Since then, Adam’s views on this issue have gotten more complex. He has now served as a pastor long enough to have baptized numerous babies who grew up, were confirmed, and then came out to him as gay. It’s amazing how knowing people who are affected by a principle challenges our black & white assumptions. It encourages us to treat them as individuals, as Christ did. I think Adam’s view is now that even though heterosexuality is God’s normative plan, it may be that God provided a backup plan for gay people. So he is now no longer sure of the answer he was certain of for so long.
For this reason, last May Adam Hamilton co-sponsored a petition to the UMC General Conference (a world meeting held every four years). I’ll cite two key paragraphs: A significant minority of our church views the scriptures that speak to same-sex intimacy as reflecting the understanding, values, historical circumstance, and sexual ethics of the period in which the scriptures were written, and therefore believe these passages do not reflect the timeless will of God. They read the scriptures related to same-sex intimacy in the same way that they read the Bible’s passages on polygamy, concubinage, slavery, and the role of women in the church.
We commit to disagree with respect and love, we commit to love all persons and, above all, we pledge to seek God’s will. With regard to homosexuality, as with so many other issues, United Methodists adopt the attitude of John Wesley who once said, “Though we cannot think alike, may we not love alike? May we not be of one heart, though we are not of one opinion? Without all doubt, we may.” The final answer was “we may not”: the petition was voted down, 53% to 47%.
I want to close by telling a story about the son of a friend who attended our church for a brief time. Later he attended a praise service at another United Methodist church with my wife & me. Each week during the prayer time, a certain woman gave an impassioned prayer to save the church from the sin of homosexuality, to defeat the evil of gay marriage, and so on. I don’t remember what all she said, but I always responded with a plea that God would teach us all to love each other.
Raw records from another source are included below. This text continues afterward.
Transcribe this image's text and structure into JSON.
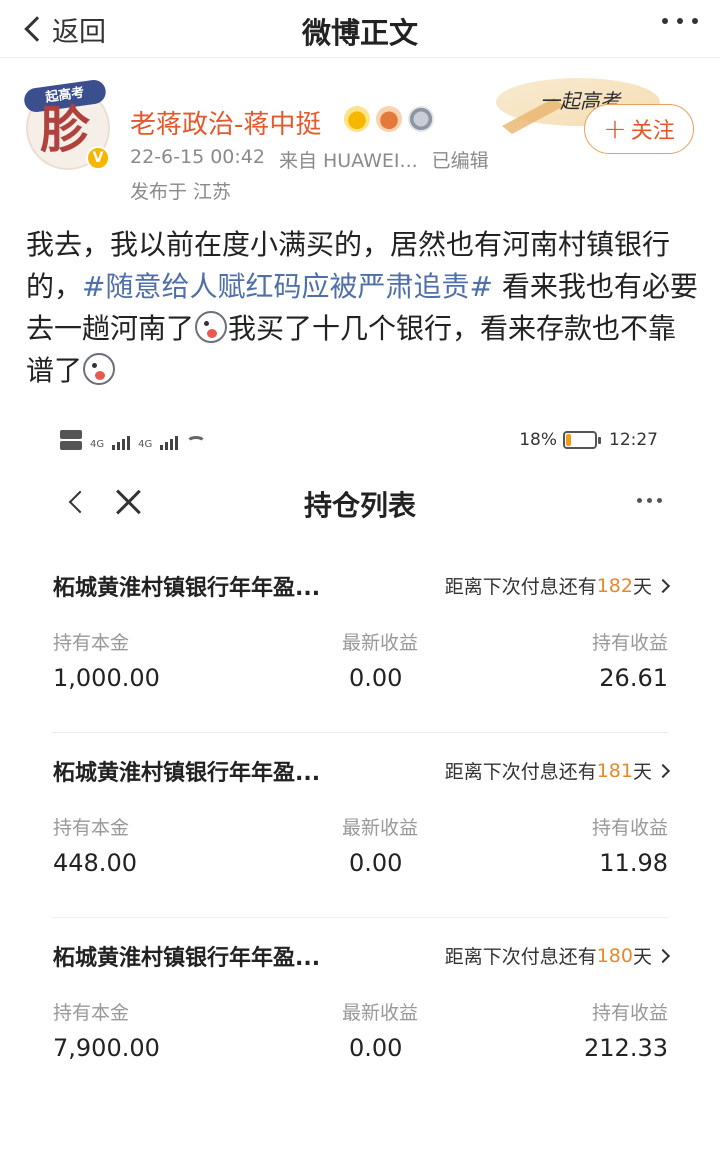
{
  "nav": {
    "back_label": "返回",
    "title": "微博正文"
  },
  "post": {
    "avatar": {
      "ribbon_text": "起高考",
      "glyph": "胗"
    },
    "author": "老蒋政治-蒋中挺",
    "badges": [
      "crown-icon",
      "hand-icon",
      "medal-icon"
    ],
    "timestamp": "22-6-15 00:42",
    "source": "来自 HUAWEI...",
    "edited": "已编辑",
    "location": "发布于 江苏",
    "decoration_text": "一起高考",
    "follow_label": "关注",
    "text": {
      "part1": "我去，我以前在度小满买的，居然也有河南村镇银行的，",
      "hashtag": "#随意给人赋红码应被严肃追责#",
      "part2": "  看来我也有必要去一趟河南了",
      "part3": "我买了十几个银行，看来存款也不靠谱了"
    }
  },
  "screenshot": {
    "status": {
      "network_labels": [
        "4G",
        "4G"
      ],
      "battery_percent": "18%",
      "battery_level": 0.18,
      "time": "12:27"
    },
    "title": "持仓列表",
    "holdings": [
      {
        "name": "柘城黄淮村镇银行年年盈...",
        "next_prefix": "距离下次付息还有",
        "next_days": "182",
        "next_suffix": "天",
        "principal_label": "持有本金",
        "latest_label": "最新收益",
        "holding_label": "持有收益",
        "principal": "1,000.00",
        "latest": "0.00",
        "holding": "26.61"
      },
      {
        "name": "柘城黄淮村镇银行年年盈...",
        "next_prefix": "距离下次付息还有",
        "next_days": "181",
        "next_suffix": "天",
        "principal_label": "持有本金",
        "latest_label": "最新收益",
        "holding_label": "持有收益",
        "principal": "448.00",
        "latest": "0.00",
        "holding": "11.98"
      },
      {
        "name": "柘城黄淮村镇银行年年盈...",
        "next_prefix": "距离下次付息还有",
        "next_days": "180",
        "next_suffix": "天",
        "principal_label": "持有本金",
        "latest_label": "最新收益",
        "holding_label": "持有收益",
        "principal": "7,900.00",
        "latest": "0.00",
        "holding": "212.33"
      }
    ]
  },
  "colors": {
    "username": "#e4582b",
    "hashtag": "#4f6fa8",
    "days_accent": "#e58a2c",
    "meta_gray": "#8a8a8a"
  }
}
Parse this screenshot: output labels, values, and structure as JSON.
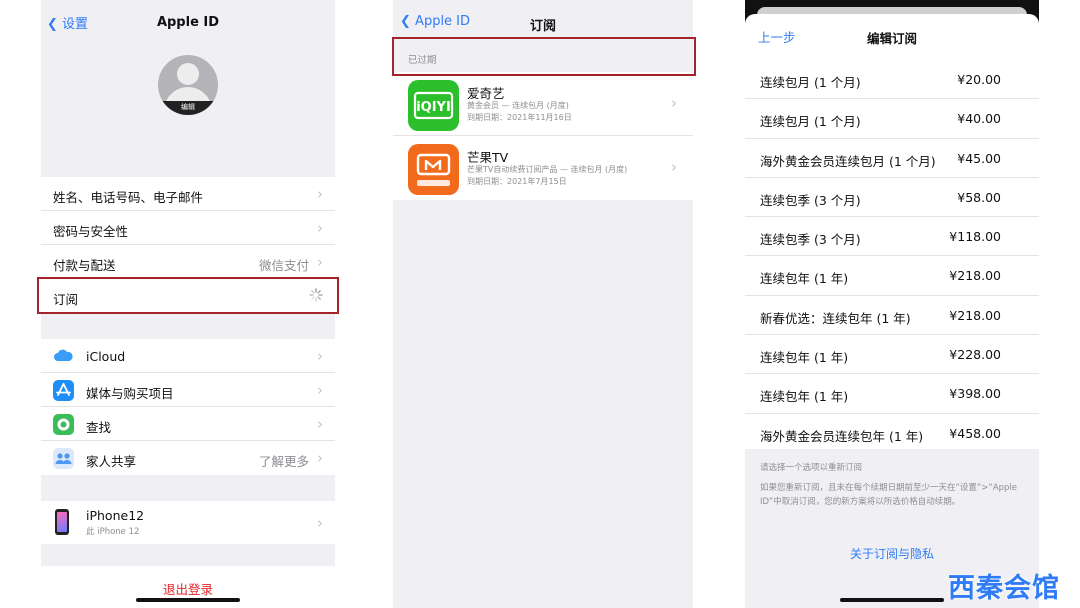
{
  "screen1": {
    "back_label": "设置",
    "title": "Apple ID",
    "avatar_edit": "编辑",
    "group1": [
      {
        "label": "姓名、电话号码、电子邮件",
        "value": ""
      },
      {
        "label": "密码与安全性",
        "value": ""
      },
      {
        "label": "付款与配送",
        "value": "微信支付"
      },
      {
        "label": "订阅",
        "value": ""
      }
    ],
    "group2": [
      {
        "label": "iCloud",
        "value": "",
        "icon": "cloud-icon"
      },
      {
        "label": "媒体与购买项目",
        "value": "",
        "icon": "app-store-icon"
      },
      {
        "label": "查找",
        "value": "",
        "icon": "find-my-icon"
      },
      {
        "label": "家人共享",
        "value": "了解更多",
        "icon": "family-sharing-icon"
      }
    ],
    "device": {
      "name": "iPhone12",
      "subtitle": "此 iPhone 12"
    },
    "sign_out": "退出登录"
  },
  "screen2": {
    "back_label": "Apple ID",
    "title": "订阅",
    "section": "已过期",
    "subscriptions": [
      {
        "name": "爱奇艺",
        "plan": "黄金会员 — 连续包月 (月度)",
        "expiry": "到期日期：2021年11月16日",
        "icon": "iqiyi-icon"
      },
      {
        "name": "芒果TV",
        "plan": "芒果TV自动续费订阅产品 — 连续包月 (月度)",
        "expiry": "到期日期：2021年7月15日",
        "icon": "mango-tv-icon"
      }
    ]
  },
  "screen3": {
    "back_label": "上一步",
    "title": "编辑订阅",
    "options": [
      {
        "name": "连续包月 (1 个月)",
        "price": "¥20.00"
      },
      {
        "name": "连续包月 (1 个月)",
        "price": "¥40.00"
      },
      {
        "name": "海外黄金会员连续包月 (1 个月)",
        "price": "¥45.00"
      },
      {
        "name": "连续包季 (3 个月)",
        "price": "¥58.00"
      },
      {
        "name": "连续包季 (3 个月)",
        "price": "¥118.00"
      },
      {
        "name": "连续包年 (1 年)",
        "price": "¥218.00"
      },
      {
        "name": "新春优选：连续包年 (1 年)",
        "price": "¥218.00"
      },
      {
        "name": "连续包年 (1 年)",
        "price": "¥228.00"
      },
      {
        "name": "连续包年 (1 年)",
        "price": "¥398.00"
      },
      {
        "name": "海外黄金会员连续包年 (1 年)",
        "price": "¥458.00"
      }
    ],
    "hint": "请选择一个选项以重新订阅",
    "note": "如果您重新订阅，且未在每个续期日期前至少一天在“设置”>“Apple ID”中取消订阅，您的新方案将以所选价格自动续期。",
    "privacy_link": "关于订阅与隐私"
  },
  "watermark": "西秦会馆",
  "colors": {
    "accent": "#2f7cf6",
    "highlight": "#a7232a",
    "destructive": "#e3262a"
  }
}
It wasn’t enough. You see, my friend’s son is gay, though few knew it. He stuck it out for a few weeks, and then he quit going. So far as I know he has never returned to a church. I feel that I failed him, though I’m still not sure what else I should have done. That woman’s judgmental words drove him away from God. Jesus said that it is better to tie a millstone around your neck and be drowned in the sea, rather than cause one of these children to stumble. I’m sure that woman has no idea of the evil her words accomplished.
And yet, this has been the ministry of most of the Christian church to the gays and lesbians among us for many years. But there are other choices. A year ago last July, my wife and I visited the church we attended when I was in grad school. We learned that it had become a “Reconciling Congregation”. Such a United Methodist church welcomes all people, explicitly including people of all sexual orientations and gender identities. The goal of the reconciling movement is to transform our Church and world into the full expression of Christ’s inclusive love.
For today, I ask that we accept Adam Hamilton’s petition that we commit to disagree on the issue of homosexuality with respect and love. I ask that we reflect on the ways our words and actions may turn people away from God, and commit to love all persons as Christ loves them. I pray that this church may be a place of welcome for all God’s children. And what we pray here on earth, may God establish in heaven. Amen.